▶ _What you are asked to do_: Repeat the entries that follow from start to finish, keeping every character.

▶ _Records for this task_:
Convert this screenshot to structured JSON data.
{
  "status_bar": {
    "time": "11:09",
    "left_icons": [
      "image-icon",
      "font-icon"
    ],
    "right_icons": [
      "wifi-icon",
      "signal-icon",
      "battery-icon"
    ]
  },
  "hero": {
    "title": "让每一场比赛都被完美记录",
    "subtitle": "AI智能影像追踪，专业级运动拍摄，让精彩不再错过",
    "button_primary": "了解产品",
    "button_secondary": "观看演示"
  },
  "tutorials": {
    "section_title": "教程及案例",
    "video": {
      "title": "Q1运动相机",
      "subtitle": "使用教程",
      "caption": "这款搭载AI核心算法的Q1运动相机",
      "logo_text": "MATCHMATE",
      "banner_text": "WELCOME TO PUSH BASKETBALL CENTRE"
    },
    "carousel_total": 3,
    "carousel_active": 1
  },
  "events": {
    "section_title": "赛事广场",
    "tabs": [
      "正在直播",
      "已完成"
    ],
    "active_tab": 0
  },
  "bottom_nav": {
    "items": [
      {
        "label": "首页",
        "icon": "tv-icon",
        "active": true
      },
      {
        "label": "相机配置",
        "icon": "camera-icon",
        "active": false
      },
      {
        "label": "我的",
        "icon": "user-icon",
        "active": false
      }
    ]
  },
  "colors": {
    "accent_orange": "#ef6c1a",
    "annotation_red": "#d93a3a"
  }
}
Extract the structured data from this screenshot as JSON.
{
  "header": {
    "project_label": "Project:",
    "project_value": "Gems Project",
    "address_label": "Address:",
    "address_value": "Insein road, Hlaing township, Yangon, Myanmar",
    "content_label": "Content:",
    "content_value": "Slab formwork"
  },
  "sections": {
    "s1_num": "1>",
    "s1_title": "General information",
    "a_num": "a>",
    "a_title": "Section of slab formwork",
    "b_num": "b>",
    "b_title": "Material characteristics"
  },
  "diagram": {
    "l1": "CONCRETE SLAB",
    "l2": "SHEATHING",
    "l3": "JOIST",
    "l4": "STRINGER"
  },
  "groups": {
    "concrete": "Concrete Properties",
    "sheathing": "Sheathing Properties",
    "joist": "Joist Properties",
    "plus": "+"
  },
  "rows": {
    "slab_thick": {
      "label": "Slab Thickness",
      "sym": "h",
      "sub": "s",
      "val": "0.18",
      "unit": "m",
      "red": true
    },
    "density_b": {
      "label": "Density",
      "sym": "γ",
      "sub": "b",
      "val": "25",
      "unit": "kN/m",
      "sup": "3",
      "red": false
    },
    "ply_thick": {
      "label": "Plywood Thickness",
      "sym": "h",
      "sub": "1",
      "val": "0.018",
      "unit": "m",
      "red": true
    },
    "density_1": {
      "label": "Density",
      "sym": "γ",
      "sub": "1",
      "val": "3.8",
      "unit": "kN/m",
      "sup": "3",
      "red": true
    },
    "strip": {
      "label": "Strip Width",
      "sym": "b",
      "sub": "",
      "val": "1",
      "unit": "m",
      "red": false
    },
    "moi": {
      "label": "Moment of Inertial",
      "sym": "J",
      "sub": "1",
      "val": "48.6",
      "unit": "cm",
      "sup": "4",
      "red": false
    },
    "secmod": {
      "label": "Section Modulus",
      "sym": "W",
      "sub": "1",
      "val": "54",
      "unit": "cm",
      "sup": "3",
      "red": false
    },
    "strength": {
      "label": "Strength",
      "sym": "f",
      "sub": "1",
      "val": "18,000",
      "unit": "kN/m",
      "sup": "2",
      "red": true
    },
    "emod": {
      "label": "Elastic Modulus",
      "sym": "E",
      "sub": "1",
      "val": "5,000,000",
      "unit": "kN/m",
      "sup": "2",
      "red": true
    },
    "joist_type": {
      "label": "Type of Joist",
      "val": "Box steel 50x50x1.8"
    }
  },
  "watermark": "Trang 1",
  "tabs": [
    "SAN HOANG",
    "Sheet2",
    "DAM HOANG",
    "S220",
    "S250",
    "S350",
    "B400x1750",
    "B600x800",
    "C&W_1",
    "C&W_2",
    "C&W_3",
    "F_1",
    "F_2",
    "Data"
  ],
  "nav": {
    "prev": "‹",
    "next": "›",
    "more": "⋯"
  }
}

▶ _Solution to the exercise_:
Convert this screenshot to structured JSON data.
{
  "status_bar": {
    "time": "11:09",
    "left_icons": [
      "image-icon",
      "font-icon"
    ],
    "right_icons": [
      "wifi-icon",
      "signal-icon",
      "battery-icon"
    ]
  },
  "hero": {
    "title": "让每一场比赛都被完美记录",
    "subtitle": "AI智能影像追踪，专业级运动拍摄，让精彩不再错过",
    "button_primary": "了解产品",
    "button_secondary": "观看演示"
  },
  "tutorials": {
    "section_title": "教程及案例",
    "video": {
      "title": "Q1运动相机",
      "subtitle": "使用教程",
      "caption": "这款搭载AI核心算法的Q1运动相机",
      "logo_text": "MATCHMATE",
      "banner_text": "WELCOME TO PUSH BASKETBALL CENTRE"
    },
    "carousel_total": 3,
    "carousel_active": 1
  },
  "events": {
    "section_title": "赛事广场",
    "tabs": [
      "正在直播",
      "已完成"
    ],
    "active_tab": 0
  },
  "bottom_nav": {
    "items": [
      {
        "label": "首页",
        "icon": "tv-icon",
        "active": true
      },
      {
        "label": "相机配置",
        "icon": "camera-icon",
        "active": false
      },
      {
        "label": "我的",
        "icon": "user-icon",
        "active": false
      }
    ]
  },
  "colors": {
    "accent_orange": "#ef6c1a",
    "annotation_red": "#d93a3a"
  }
}
Extract the structured data from this screenshot as JSON.
{
  "header": {
    "project_label": "Project:",
    "project_value": "Gems Project",
    "address_label": "Address:",
    "address_value": "Insein road, Hlaing township, Yangon, Myanmar",
    "content_label": "Content:",
    "content_value": "Slab formwork"
  },
  "sections": {
    "s1_num": "1>",
    "s1_title": "General information",
    "a_num": "a>",
    "a_title": "Section of slab formwork",
    "b_num": "b>",
    "b_title": "Material characteristics"
  },
  "diagram": {
    "l1": "CONCRETE SLAB",
    "l2": "SHEATHING",
    "l3": "JOIST",
    "l4": "STRINGER"
  },
  "groups": {
    "concrete": "Concrete Properties",
    "sheathing": "Sheathing Properties",
    "joist": "Joist Properties",
    "plus": "+"
  },
  "rows": {
    "slab_thick": {
      "label": "Slab Thickness",
      "sym": "h",
      "sub": "s",
      "val": "0.18",
      "unit": "m",
      "red": true
    },
    "density_b": {
      "label": "Density",
      "sym": "γ",
      "sub": "b",
      "val": "25",
      "unit": "kN/m",
      "sup": "3",
      "red": false
    },
    "ply_thick": {
      "label": "Plywood Thickness",
      "sym": "h",
      "sub": "1",
      "val": "0.018",
      "unit": "m",
      "red": true
    },
    "density_1": {
      "label": "Density",
      "sym": "γ",
      "sub": "1",
      "val": "3.8",
      "unit": "kN/m",
      "sup": "3",
      "red": true
    },
    "strip": {
      "label": "Strip Width",
      "sym": "b",
      "sub": "",
      "val": "1",
      "unit": "m",
      "red": false
    },
    "moi": {
      "label": "Moment of Inertial",
      "sym": "J",
      "sub": "1",
      "val": "48.6",
      "unit": "cm",
      "sup": "4",
      "red": false
    },
    "secmod": {
      "label": "Section Modulus",
      "sym": "W",
      "sub": "1",
      "val": "54",
      "unit": "cm",
      "sup": "3",
      "red": false
    },
    "strength": {
      "label": "Strength",
      "sym": "f",
      "sub": "1",
      "val": "18,000",
      "unit": "kN/m",
      "sup": "2",
      "red": true
    },
    "emod": {
      "label": "Elastic Modulus",
      "sym": "E",
      "sub": "1",
      "val": "5,000,000",
      "unit": "kN/m",
      "sup": "2",
      "red": true
    },
    "joist_type": {
      "label": "Type of Joist",
      "val": "Box steel 50x50x1.8"
    }
  },
  "watermark": "Trang 1",
  "tabs": [
    "SAN HOANG",
    "Sheet2",
    "DAM HOANG",
    "S220",
    "S250",
    "S350",
    "B400x1750",
    "B600x800",
    "C&W_1",
    "C&W_2",
    "C&W_3",
    "F_1",
    "F_2",
    "Data"
  ],
  "nav": {
    "prev": "‹",
    "next": "›",
    "more": "⋯"
  }
}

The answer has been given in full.